Copy each line from the listing below where the word "size" shows up.

|---|

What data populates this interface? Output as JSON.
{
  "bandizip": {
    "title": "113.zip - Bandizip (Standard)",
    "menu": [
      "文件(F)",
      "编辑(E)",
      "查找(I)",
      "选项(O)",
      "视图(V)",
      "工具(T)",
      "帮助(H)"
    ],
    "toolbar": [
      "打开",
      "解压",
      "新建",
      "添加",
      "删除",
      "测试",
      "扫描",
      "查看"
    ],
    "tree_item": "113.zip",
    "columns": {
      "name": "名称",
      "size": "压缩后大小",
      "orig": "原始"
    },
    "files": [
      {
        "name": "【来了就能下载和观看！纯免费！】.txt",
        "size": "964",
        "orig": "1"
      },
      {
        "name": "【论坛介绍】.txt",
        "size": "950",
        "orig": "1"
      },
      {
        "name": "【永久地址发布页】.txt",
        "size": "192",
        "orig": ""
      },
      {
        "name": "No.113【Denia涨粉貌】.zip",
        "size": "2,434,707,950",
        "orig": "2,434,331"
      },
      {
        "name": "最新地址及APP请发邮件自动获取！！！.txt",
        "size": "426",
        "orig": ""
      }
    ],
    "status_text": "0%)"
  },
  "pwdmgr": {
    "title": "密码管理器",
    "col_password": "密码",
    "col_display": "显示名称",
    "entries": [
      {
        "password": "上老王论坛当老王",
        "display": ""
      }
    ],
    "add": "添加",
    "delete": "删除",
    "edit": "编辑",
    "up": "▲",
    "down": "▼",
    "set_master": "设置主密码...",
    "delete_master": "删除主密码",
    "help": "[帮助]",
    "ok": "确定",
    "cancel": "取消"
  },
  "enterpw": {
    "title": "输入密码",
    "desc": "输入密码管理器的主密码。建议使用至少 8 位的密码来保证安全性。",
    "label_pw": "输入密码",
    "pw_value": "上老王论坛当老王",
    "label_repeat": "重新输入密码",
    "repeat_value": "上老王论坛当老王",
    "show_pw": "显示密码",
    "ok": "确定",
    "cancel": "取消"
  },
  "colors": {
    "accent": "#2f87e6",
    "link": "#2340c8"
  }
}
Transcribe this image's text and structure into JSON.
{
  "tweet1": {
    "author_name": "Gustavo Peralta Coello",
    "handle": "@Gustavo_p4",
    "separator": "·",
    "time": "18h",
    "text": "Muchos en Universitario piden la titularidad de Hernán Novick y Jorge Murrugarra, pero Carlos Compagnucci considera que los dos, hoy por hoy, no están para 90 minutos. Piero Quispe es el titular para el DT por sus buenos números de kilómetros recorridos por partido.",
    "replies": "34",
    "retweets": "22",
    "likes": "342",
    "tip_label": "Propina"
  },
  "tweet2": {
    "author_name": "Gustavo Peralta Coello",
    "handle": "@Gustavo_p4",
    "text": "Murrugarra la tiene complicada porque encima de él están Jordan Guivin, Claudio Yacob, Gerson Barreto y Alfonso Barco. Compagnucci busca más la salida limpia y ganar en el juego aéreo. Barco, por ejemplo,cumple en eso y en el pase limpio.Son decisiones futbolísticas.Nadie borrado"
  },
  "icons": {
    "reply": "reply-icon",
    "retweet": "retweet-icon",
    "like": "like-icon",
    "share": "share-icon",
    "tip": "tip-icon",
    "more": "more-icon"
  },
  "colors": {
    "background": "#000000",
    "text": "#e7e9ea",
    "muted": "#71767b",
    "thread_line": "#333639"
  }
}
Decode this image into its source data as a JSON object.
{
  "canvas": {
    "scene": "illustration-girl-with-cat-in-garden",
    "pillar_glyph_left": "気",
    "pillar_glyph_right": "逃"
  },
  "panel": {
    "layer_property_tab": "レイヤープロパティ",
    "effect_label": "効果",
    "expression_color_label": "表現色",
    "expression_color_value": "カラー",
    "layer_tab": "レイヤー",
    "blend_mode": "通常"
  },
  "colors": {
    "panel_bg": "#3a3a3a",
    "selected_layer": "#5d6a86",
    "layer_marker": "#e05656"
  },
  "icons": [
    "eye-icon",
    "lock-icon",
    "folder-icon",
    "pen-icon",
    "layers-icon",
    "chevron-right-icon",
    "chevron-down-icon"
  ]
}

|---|

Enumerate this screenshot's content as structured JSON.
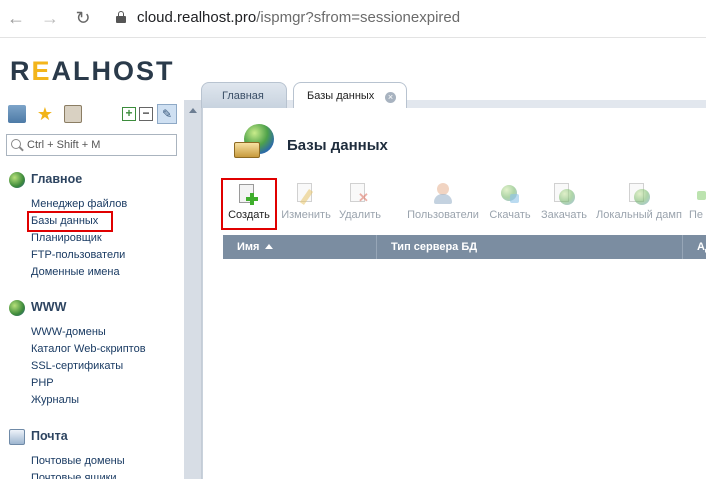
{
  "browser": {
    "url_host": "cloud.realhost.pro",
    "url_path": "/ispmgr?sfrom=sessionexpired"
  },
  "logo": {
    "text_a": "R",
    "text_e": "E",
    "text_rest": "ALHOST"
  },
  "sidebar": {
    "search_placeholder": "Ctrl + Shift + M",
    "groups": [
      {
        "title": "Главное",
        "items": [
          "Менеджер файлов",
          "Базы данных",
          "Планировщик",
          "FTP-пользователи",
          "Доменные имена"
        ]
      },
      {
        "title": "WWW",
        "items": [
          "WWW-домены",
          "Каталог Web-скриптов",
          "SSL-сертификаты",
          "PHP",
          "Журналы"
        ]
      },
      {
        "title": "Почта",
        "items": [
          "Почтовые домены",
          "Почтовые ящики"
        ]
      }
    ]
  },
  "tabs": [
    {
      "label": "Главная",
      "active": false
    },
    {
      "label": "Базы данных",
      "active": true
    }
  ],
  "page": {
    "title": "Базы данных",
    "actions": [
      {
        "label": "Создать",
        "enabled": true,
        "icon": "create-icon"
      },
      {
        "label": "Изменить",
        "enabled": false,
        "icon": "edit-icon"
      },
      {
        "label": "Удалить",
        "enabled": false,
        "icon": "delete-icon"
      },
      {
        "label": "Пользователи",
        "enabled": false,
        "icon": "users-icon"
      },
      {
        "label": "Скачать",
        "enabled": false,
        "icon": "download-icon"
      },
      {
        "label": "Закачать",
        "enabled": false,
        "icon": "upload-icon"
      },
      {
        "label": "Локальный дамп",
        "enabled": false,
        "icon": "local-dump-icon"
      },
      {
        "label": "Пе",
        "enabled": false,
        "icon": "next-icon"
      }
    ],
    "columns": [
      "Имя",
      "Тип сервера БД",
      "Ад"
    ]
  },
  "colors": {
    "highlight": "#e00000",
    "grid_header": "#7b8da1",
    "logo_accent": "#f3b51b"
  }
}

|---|

• Solved problem
      "size": "压缩后大小",
        "size": "964",
        "size": "950",
        "size": "192",
        "size": "2,434,707,950",
        "size": "426",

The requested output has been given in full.